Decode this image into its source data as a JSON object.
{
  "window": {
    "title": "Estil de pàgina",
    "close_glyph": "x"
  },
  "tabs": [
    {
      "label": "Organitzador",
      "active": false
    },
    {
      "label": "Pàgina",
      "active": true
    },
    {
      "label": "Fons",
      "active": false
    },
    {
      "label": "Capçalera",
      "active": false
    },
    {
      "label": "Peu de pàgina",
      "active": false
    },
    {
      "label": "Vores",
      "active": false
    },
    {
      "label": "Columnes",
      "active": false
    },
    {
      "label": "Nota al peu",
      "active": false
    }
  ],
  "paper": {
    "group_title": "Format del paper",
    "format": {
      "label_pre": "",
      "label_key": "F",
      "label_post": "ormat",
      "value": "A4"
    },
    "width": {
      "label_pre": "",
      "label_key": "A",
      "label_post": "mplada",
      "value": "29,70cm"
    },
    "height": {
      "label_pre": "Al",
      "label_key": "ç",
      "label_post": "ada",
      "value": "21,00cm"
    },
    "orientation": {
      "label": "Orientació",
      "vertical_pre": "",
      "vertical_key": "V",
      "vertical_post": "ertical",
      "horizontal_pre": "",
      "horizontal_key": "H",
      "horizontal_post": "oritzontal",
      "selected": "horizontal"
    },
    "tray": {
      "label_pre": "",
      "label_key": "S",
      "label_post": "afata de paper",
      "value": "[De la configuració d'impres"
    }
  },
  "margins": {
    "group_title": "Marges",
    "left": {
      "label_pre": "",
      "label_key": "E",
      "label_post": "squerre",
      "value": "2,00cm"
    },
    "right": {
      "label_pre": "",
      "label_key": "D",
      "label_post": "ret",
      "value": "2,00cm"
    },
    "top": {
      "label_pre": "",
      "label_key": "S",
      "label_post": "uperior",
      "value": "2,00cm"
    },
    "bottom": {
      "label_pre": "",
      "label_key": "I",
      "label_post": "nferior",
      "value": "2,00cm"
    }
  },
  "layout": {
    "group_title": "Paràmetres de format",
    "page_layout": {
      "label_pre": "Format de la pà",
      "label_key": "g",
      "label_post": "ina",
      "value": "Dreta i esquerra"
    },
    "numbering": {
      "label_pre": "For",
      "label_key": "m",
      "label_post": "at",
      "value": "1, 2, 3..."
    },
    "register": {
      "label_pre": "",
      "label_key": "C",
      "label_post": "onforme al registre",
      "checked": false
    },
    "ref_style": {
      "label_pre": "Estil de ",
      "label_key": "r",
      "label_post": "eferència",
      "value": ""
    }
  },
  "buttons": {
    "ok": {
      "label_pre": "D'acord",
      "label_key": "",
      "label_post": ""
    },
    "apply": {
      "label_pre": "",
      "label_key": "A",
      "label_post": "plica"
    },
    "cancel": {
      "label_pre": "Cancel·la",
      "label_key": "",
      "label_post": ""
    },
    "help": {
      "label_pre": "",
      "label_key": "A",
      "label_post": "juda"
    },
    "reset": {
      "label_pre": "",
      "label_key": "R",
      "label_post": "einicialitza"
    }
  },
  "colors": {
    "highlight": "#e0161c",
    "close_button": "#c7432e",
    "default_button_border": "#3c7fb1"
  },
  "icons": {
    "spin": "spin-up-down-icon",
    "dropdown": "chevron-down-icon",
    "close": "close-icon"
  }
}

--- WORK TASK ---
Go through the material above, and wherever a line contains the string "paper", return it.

--- RESULT OF THE EXERCISE ---
  "paper": {
    "group_title": "Format del paper",
      "label_post": "afata de paper",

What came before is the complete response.